What is expected: Gather, from the data below, each line in which the word "version" occurs.

Records for the task:
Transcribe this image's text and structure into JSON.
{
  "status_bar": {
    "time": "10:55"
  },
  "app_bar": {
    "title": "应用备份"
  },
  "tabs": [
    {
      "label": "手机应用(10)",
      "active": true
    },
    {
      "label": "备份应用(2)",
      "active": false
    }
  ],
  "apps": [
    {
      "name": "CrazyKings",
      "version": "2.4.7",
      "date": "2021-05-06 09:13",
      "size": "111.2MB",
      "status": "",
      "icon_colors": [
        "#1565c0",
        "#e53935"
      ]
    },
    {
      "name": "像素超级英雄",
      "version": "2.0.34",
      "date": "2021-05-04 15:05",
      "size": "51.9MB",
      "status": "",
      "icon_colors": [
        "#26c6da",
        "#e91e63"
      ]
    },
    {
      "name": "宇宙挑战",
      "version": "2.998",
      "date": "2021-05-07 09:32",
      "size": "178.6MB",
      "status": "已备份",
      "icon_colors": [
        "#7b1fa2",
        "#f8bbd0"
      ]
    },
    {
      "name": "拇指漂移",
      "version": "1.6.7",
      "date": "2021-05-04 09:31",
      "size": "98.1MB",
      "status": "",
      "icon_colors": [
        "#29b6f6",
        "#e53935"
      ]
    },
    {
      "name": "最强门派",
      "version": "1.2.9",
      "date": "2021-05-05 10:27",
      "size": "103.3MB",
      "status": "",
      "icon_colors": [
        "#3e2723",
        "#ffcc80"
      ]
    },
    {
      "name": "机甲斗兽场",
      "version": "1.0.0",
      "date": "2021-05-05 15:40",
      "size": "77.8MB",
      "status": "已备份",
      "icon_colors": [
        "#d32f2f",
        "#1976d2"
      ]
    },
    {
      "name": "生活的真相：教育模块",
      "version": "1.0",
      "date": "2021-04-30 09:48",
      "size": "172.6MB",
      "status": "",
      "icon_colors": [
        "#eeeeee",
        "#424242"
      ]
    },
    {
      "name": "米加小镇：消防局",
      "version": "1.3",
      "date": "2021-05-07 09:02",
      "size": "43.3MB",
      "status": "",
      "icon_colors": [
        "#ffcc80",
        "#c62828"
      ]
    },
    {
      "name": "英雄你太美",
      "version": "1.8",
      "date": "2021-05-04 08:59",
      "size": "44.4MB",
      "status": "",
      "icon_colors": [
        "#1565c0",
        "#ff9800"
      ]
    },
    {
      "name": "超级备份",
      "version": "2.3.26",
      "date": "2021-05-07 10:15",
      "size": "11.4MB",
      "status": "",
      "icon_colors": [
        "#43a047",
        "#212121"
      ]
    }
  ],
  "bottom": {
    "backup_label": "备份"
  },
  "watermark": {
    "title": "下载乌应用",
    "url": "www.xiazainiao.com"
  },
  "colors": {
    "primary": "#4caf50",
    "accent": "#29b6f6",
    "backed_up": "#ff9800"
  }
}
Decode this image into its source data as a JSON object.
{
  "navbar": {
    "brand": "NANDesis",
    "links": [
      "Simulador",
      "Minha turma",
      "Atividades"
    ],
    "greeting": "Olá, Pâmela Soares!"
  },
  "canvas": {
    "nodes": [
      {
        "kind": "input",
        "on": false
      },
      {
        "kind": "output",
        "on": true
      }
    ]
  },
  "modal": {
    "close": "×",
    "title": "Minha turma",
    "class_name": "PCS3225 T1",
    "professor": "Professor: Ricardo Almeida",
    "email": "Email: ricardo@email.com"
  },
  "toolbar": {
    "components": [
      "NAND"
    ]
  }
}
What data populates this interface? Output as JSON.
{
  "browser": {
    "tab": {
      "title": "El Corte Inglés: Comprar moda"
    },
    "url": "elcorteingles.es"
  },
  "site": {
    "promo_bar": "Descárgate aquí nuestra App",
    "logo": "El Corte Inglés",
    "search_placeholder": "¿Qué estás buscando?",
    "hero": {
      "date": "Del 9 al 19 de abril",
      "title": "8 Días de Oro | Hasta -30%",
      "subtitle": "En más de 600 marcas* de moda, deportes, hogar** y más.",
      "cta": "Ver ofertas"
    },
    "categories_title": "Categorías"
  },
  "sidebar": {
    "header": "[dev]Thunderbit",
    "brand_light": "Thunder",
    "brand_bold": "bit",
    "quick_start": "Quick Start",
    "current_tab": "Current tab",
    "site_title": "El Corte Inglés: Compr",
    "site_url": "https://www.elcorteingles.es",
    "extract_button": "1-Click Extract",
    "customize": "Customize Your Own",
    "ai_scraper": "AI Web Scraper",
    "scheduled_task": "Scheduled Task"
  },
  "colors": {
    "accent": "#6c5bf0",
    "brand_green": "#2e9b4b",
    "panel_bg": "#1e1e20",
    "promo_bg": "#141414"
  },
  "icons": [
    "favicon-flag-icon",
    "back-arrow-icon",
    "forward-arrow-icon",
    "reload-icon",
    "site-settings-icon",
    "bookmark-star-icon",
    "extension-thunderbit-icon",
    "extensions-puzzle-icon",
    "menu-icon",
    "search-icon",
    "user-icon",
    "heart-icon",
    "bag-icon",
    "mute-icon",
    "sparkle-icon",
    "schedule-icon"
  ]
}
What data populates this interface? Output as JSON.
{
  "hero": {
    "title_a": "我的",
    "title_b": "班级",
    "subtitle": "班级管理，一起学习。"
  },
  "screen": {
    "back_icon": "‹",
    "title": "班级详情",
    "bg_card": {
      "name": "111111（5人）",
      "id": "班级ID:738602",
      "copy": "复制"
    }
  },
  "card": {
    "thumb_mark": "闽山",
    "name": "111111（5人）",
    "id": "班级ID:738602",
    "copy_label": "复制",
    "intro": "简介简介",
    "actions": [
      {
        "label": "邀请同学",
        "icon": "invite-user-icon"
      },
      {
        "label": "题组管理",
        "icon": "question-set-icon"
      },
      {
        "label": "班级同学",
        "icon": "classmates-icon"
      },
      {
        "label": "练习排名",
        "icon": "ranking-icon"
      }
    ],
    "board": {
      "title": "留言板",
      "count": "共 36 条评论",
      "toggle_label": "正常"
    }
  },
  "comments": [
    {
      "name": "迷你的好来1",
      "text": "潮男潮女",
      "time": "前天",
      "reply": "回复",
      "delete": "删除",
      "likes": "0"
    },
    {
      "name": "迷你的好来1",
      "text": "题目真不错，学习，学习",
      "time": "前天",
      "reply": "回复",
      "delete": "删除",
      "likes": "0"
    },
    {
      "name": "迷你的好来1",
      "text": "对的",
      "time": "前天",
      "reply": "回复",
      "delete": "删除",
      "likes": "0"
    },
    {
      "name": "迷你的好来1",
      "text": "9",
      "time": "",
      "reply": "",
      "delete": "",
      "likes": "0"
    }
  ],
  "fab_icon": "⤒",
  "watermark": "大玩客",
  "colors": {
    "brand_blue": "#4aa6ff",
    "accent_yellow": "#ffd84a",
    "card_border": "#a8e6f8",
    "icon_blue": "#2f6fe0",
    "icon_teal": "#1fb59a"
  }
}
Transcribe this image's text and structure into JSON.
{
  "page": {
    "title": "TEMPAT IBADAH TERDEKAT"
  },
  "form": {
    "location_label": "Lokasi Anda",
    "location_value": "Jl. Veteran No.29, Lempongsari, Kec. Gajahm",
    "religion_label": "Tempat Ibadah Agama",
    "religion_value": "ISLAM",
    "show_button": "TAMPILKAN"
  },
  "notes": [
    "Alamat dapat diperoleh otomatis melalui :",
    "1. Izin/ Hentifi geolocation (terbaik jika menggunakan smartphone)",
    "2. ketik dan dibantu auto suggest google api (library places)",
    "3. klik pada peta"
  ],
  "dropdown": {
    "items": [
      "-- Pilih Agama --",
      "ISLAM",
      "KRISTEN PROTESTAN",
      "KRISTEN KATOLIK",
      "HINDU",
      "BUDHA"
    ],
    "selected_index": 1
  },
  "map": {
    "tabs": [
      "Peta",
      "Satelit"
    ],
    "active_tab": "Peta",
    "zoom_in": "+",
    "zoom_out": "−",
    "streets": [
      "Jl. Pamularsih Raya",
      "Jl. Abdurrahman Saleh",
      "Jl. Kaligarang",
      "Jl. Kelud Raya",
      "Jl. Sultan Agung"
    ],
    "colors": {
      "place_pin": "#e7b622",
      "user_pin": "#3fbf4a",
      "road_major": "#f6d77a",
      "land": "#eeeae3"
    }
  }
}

Finished task:
      "version": "2.4.7",
      "version": "2.0.34",
      "version": "2.998",
      "version": "1.6.7",
      "version": "1.2.9",
      "version": "1.0.0",
      "version": "1.0",
      "version": "1.3",
      "version": "1.8",
      "version": "2.3.26",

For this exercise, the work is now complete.